King Lear as a Tragedy Caused by Arrogance, Rash Decisions and Poor Judgement of Character Shakespeare lays out the fate of all the characters in Ling Lear within the first scene of the play, leaving no doubt in the audience's mind that a terrible mistake is taking place, because of the way other characters react, Kent for example. Ironically the king states his wish "that future strife be prevented" by his division of the kingdom between his three daughters on declarations of their love. He is both naïve and vain in believing that carving up his kingdom in this way will create anything other than rivalry and disaster. Two of his daughters, Goneril and Regan, are prepared to flatter him because they both have ambitions for power and wealth, while the youngest, Cordelia, will not exaggerate her true feelings: that of a loving daughter, "I love your majesty according to my bond: nor more nor less." The king ignores the Earl of Kent who tries to defend Cordelia and banishes him for daring to speak out.
Cordelia thought to herself, “What shall Cordelia speak? Love, and be silent” (11). As the favorite daughter of King Lear, Cordelia also offers his father the most pure and wholehearted devotion. However, her reticent nature prevented Cordelia from speaking her feelings aloud. Her love for her father is simply too great to describe in words, unlike the sheer flattery her two elder sisters spouted.
For instance, when Hamlet states, “Get thee to a nunnery. Why wouldst thou be a breeder / of sinners? I am myself indifferent honest, but yet I / could accuse me of such things that it were better my/ mother had not borne me” (3.1.121-23). He tells Ophelia that he doesn’t love her, which was cruel and uncalled for, even if Ophelia is not completely innocent in this situation as she is spying on him by her father’s orders. Furthermore, Hamlet’s misogyny continues as he disrespects his own mother, as he states, “She married—O most wicked speed!
Everyone else will have to stay single. Get yourself to a convent, fast” (III.i.136-152). In this rage, he tells Ophelia that if she marries a smart man he will know that she will ruin their marriage, he tells her that he doesn’t want to marry her anymore, and to bring herself to a whorehouse. He looked down on Ophelia at this moment because she had upset him by following what her father had told her to do. Hamlet tells her these things to try and hurt her feelings even though he loves her, her is mad at her for listening to Polonius all the times.

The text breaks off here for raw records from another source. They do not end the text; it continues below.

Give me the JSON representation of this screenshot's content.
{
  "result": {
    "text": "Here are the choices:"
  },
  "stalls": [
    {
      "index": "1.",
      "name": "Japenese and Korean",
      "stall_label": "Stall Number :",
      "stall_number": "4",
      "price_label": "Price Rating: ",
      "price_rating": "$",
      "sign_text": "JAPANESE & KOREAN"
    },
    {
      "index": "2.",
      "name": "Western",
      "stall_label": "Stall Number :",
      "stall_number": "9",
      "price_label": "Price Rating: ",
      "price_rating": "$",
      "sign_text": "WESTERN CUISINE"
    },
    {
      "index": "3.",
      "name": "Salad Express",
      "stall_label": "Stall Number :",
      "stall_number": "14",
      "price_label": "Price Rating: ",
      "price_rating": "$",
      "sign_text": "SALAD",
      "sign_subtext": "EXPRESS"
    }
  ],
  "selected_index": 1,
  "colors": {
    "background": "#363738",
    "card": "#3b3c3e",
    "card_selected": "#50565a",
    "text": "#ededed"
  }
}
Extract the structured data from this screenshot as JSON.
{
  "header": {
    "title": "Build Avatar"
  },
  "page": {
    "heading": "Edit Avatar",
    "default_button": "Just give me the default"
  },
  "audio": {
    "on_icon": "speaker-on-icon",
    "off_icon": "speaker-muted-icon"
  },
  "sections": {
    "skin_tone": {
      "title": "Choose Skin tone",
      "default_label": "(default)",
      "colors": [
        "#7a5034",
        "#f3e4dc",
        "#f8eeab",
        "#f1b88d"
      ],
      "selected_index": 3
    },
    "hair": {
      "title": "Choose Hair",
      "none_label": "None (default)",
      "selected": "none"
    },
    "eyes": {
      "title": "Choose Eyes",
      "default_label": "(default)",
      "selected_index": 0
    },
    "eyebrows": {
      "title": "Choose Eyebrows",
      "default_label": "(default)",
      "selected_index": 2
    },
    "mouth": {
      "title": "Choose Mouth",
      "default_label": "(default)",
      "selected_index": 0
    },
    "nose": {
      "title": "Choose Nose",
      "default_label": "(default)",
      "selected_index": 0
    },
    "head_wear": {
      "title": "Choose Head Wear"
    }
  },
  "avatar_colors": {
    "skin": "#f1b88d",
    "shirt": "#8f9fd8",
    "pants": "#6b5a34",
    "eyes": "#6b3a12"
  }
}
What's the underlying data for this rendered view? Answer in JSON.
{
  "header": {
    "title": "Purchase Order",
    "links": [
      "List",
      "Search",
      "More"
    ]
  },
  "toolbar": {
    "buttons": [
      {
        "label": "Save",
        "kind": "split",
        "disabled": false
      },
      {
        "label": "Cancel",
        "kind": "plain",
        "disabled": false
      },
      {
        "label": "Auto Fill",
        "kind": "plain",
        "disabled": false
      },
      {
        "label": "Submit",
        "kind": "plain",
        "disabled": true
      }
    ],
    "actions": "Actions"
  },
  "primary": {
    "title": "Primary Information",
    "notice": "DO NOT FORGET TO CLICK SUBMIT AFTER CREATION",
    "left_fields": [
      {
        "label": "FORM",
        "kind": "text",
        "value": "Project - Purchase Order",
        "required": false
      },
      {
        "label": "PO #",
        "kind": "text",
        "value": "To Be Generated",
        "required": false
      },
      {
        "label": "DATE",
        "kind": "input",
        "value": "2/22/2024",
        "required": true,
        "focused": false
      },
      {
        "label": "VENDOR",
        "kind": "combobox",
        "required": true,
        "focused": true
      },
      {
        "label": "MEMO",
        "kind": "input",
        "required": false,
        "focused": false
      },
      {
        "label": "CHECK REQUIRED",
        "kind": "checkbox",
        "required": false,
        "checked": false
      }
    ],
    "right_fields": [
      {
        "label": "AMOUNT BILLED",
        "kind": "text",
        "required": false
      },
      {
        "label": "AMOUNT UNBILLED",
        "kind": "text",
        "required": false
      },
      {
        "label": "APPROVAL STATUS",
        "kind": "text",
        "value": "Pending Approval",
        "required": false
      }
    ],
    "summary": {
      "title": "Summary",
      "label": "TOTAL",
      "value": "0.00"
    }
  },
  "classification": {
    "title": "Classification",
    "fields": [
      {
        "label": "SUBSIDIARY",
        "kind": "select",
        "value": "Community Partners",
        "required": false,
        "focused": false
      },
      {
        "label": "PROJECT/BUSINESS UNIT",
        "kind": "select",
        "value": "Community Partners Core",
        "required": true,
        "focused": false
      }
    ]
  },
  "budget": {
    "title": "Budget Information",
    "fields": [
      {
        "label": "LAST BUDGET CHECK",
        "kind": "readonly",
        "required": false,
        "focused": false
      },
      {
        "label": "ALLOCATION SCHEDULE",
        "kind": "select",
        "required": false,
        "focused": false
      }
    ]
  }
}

Soon after their elopement, envious Iago convinces Othello that Desdemona has been unfaithful to him. Othello becomes enraged cursing Desdemona as a whore. When Othello questions her, we again see her strong sense of devotion, pleading for his trust rather than vehemently defending herself. "I hope my noble lord esteems me honest… Alas, what ignorant sin have I committed?" However, her faith in Othello is so strong that it undermines her "modern", prideful characteristics.
Desdemona represents many characteristics throughout the play Othello. The attributes of one such as Desdemona appear to be the perfect qualities that a woman can possess. Yet it is these same seemingly wonderful qualities that turn against their host, blinding them to the realities of society. Her trust in her husband does not allow her to see the beast he has become. Her loyalty to her friends blurs how the relationship may be seen from outside sources.